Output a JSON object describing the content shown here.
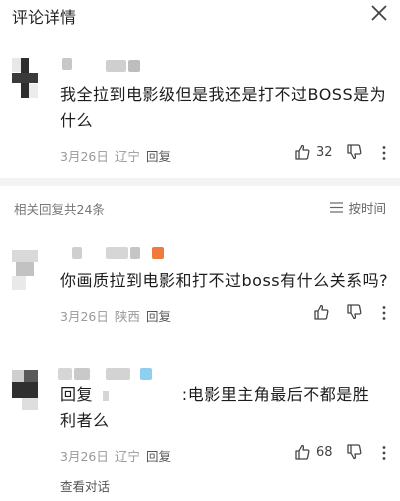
{
  "header": {
    "title": "评论详情"
  },
  "main_comment": {
    "text_line1": "我全拉到电影级但是我还是打不过BOSS是为",
    "text_line2": "什么",
    "date": "3月26日",
    "location": "辽宁",
    "reply_label": "回复",
    "like_count": "32"
  },
  "replies_section": {
    "count_label": "相关回复共24条",
    "sort_label": "按时间"
  },
  "replies": [
    {
      "text_line1": "你画质拉到电影和打不过boss有什么关系吗?",
      "date": "3月26日",
      "location": "陕西",
      "reply_label": "回复"
    },
    {
      "reply_prefix": "回复",
      "text_line1": ":电影里主角最后不都是胜",
      "text_line2": "利者么",
      "date": "3月26日",
      "location": "辽宁",
      "reply_label": "回复",
      "like_count": "68",
      "view_conversation": "查看对话"
    }
  ],
  "colors": {
    "badge_orange": "#f07a3c",
    "badge_blue": "#8ccff0",
    "divider": "#f3f3f3",
    "meta_gray": "#999999"
  },
  "icons": [
    "close-icon",
    "thumbs-up-icon",
    "thumbs-down-icon",
    "more-vertical-icon",
    "sort-lines-icon"
  ]
}
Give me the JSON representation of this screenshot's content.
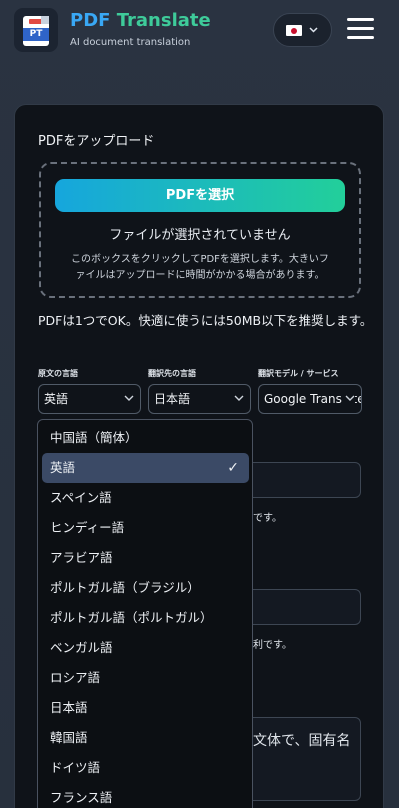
{
  "header": {
    "logo_text": "PT",
    "brand_part1": "PDF",
    "brand_part2": "Translate",
    "subtitle": "AI document translation",
    "language_flag": "japan-flag",
    "language_chevron": "⌄",
    "menu_icon": "hamburger-menu-icon"
  },
  "upload": {
    "heading": "PDFをアップロード",
    "select_button": "PDFを選択",
    "no_file": "ファイルが選択されていません",
    "help_line1": "このボックスをクリックしてPDFを選択します。大きいフ",
    "help_line2": "ァイルはアップロードに時間がかかる場合があります。",
    "limit_note": "PDFは1つでOK。快適に使うには50MB以下を推奨します。"
  },
  "options": {
    "source_label": "原文の言語",
    "source_value": "英語",
    "target_label": "翻訳先の言語",
    "target_value": "日本語",
    "model_label": "翻訳モデル / サービス",
    "model_value": "Google Translate"
  },
  "background_fragments": {
    "hint1": "利です。",
    "hint2": "便利です。",
    "textarea_fragment": "文体で、固有名"
  },
  "dropdown": {
    "items": [
      "中国語（簡体）",
      "英語",
      "スペイン語",
      "ヒンディー語",
      "アラビア語",
      "ポルトガル語（ブラジル）",
      "ポルトガル語（ポルトガル）",
      "ベンガル語",
      "ロシア語",
      "日本語",
      "韓国語",
      "ドイツ語",
      "フランス語"
    ],
    "selected": "英語",
    "check": "✓"
  },
  "colors": {
    "accent_blue": "#39a8f5",
    "accent_green": "#3ecb9a",
    "selected_row": "#3b4a66"
  }
}
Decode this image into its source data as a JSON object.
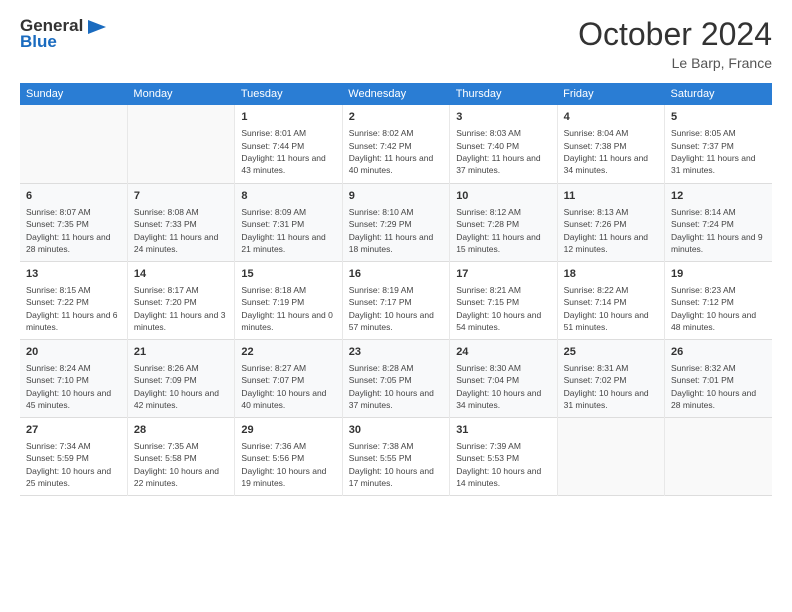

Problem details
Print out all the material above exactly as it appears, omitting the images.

Task answer
Output a JSON object describing the content shown here.
{
  "header": {
    "title": "评论详情"
  },
  "main_comment": {
    "text_line1": "我全拉到电影级但是我还是打不过BOSS是为",
    "text_line2": "什么",
    "date": "3月26日",
    "location": "辽宁",
    "reply_label": "回复",
    "like_count": "32"
  },
  "replies_section": {
    "count_label": "相关回复共24条",
    "sort_label": "按时间"
  },
  "replies": [
    {
      "text_line1": "你画质拉到电影和打不过boss有什么关系吗?",
      "date": "3月26日",
      "location": "陕西",
      "reply_label": "回复"
    },
    {
      "reply_prefix": "回复",
      "text_line1": ":电影里主角最后不都是胜",
      "text_line2": "利者么",
      "date": "3月26日",
      "location": "辽宁",
      "reply_label": "回复",
      "like_count": "68",
      "view_conversation": "查看对话"
    }
  ],
  "colors": {
    "badge_orange": "#f07a3c",
    "badge_blue": "#8ccff0",
    "divider": "#f3f3f3",
    "meta_gray": "#999999"
  },
  "icons": [
    "close-icon",
    "thumbs-up-icon",
    "thumbs-down-icon",
    "more-vertical-icon",
    "sort-lines-icon"
  ]
}
Give me the JSON representation of this screenshot's content.
{
  "header": {
    "logo_text": "PT",
    "brand_part1": "PDF",
    "brand_part2": "Translate",
    "subtitle": "AI document translation",
    "language_flag": "japan-flag",
    "language_chevron": "⌄",
    "menu_icon": "hamburger-menu-icon"
  },
  "upload": {
    "heading": "PDFをアップロード",
    "select_button": "PDFを選択",
    "no_file": "ファイルが選択されていません",
    "help_line1": "このボックスをクリックしてPDFを選択します。大きいフ",
    "help_line2": "ァイルはアップロードに時間がかかる場合があります。",
    "limit_note": "PDFは1つでOK。快適に使うには50MB以下を推奨します。"
  },
  "options": {
    "source_label": "原文の言語",
    "source_value": "英語",
    "target_label": "翻訳先の言語",
    "target_value": "日本語",
    "model_label": "翻訳モデル / サービス",
    "model_value": "Google Translate"
  },
  "background_fragments": {
    "hint1": "利です。",
    "hint2": "便利です。",
    "textarea_fragment": "文体で、固有名"
  },
  "dropdown": {
    "items": [
      "中国語（簡体）",
      "英語",
      "スペイン語",
      "ヒンディー語",
      "アラビア語",
      "ポルトガル語（ブラジル）",
      "ポルトガル語（ポルトガル）",
      "ベンガル語",
      "ロシア語",
      "日本語",
      "韓国語",
      "ドイツ語",
      "フランス語"
    ],
    "selected": "英語",
    "check": "✓"
  },
  "colors": {
    "accent_blue": "#39a8f5",
    "accent_green": "#3ecb9a",
    "selected_row": "#3b4a66"
  }
}
Decode this image into its source data as a JSON object.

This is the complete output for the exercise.